While building a new site in Joomla 4 our RSS Feeds showed “Feed not found“. This happened after we upgraded to 4.2. We contacted Joomla and they are aware of the issue. They said this will be a bug fix in the next release or 4.2.1. Meanwhile it is hard to work on site that has something broken on each page. Until the update is released we did the following to fix the issue.
We had an Akeeba backup from before the 4.2 upgrade. We installed this site locally and moved the following files over into the site we are working on. Here are the files and their location.
AtomParser.php – \libraries\src\Feed\Parser
RssParser.php – \libraries\src\Feed\Parser
We copied these two files from the restored backup to the new site and everything was working the way it should.
We were uploading some videos into the Media section of a customers website when we got the error “Unexpected response from the server.
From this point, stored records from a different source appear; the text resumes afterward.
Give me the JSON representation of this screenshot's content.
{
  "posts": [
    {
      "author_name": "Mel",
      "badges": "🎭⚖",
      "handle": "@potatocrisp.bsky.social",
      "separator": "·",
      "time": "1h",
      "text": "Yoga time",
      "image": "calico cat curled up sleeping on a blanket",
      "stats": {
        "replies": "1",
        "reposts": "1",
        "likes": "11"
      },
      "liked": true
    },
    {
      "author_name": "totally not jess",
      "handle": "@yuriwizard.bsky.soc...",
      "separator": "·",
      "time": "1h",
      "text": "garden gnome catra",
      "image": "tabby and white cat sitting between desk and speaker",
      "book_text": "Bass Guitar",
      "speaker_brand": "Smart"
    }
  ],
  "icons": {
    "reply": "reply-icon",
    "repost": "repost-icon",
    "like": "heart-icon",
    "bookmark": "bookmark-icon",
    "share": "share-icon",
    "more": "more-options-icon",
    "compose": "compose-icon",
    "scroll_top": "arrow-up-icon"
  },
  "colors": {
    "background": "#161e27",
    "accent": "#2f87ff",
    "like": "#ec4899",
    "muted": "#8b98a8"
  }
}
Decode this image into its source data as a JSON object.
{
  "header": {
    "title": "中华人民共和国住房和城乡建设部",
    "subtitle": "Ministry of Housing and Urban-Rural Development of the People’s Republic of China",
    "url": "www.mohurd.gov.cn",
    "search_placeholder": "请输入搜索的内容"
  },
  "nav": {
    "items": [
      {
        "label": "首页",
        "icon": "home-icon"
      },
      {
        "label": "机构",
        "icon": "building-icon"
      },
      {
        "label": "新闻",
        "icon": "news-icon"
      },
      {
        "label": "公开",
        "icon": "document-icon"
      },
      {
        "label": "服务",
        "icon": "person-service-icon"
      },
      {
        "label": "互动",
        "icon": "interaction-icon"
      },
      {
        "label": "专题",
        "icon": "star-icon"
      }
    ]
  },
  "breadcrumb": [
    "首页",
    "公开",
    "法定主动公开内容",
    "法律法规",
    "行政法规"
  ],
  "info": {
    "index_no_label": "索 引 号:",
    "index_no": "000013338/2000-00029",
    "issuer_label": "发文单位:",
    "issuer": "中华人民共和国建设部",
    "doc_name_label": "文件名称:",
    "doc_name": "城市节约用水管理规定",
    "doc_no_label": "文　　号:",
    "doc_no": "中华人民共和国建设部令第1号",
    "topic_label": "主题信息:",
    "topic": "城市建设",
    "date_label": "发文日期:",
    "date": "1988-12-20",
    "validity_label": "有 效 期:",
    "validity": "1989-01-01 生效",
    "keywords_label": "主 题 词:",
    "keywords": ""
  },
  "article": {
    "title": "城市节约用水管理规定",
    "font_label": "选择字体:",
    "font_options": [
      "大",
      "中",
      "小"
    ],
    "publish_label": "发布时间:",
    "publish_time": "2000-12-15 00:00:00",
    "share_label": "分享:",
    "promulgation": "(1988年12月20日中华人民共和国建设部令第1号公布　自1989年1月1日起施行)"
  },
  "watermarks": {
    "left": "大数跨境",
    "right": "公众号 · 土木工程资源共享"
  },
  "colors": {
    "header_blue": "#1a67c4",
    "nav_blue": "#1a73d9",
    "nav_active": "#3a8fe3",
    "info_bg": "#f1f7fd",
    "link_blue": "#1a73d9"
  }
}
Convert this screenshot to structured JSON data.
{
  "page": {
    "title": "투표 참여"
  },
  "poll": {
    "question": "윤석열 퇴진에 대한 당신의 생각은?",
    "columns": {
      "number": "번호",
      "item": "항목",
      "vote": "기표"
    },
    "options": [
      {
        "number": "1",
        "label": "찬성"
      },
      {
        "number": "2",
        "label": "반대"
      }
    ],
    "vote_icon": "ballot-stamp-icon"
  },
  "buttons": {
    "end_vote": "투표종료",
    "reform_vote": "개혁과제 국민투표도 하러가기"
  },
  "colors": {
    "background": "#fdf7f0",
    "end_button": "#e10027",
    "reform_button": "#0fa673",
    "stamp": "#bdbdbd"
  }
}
The file may have been uploaded successfully. Check in the Media Library or reload the page.” We uploaded 5 videos and only 3 uploaded. The other two had an error. These two videos where 30 megabytes each and the Media Library had a limit of 40 megabytes, so it should have uploaded.
File size seemed to be the issue, but we didn’t have access to the CPanel yet to change the PHP.ini file. We were working localhost, and were able to add some PHP code to our Functions.php file in the our child theme. This didn’t solve the issue. Our upload limit in the media library upload say we can do up to 256 megabytes now.
We cleared the cache, and still had the issue. We found something on StackExchange that mentioned the “Security” plugin.
We had a customer getting 30ish spammed emails from their website each day, but it wasn’t coming from the website. We handle their website and email so by looking into the back-end of the website we could see there were no form submissions. This meant it was spoofed to seem like it was coming from the site.
We needed something to use to block these emails. The customer forwarded a couple of the emails so we could look at the internet headers. Opened the email in Outlook and then went to File >> Properties.
Scrolling through the header we found the offending email address “email@example.com“, the IP address and domain.
We went into their Office365 online account and went to the Admin >> Show All >> Security.
Once there to block the IP we went to Connection filter policy (Default) >> Edit connection filter policy.
Enter the IP address you want to block and hit “save”. Make sure it did save. We had to do this a couple of times before the IP showed in our policy list.
We also created a separate policy to handle the email address. Start with clicking on the “Create policy” >> “Inbound“. In the Users section add the email addresses you want to protect. We didn’t add any groups. We put their “their-domain.com” and “microsoft.their-domain.com” for the Domains section. For the Action we sent the emails to the junk folder. In the “Allow & block list” we added the offending email address.
Microsoft documentation was a little outdated, but helped us. We found that information here.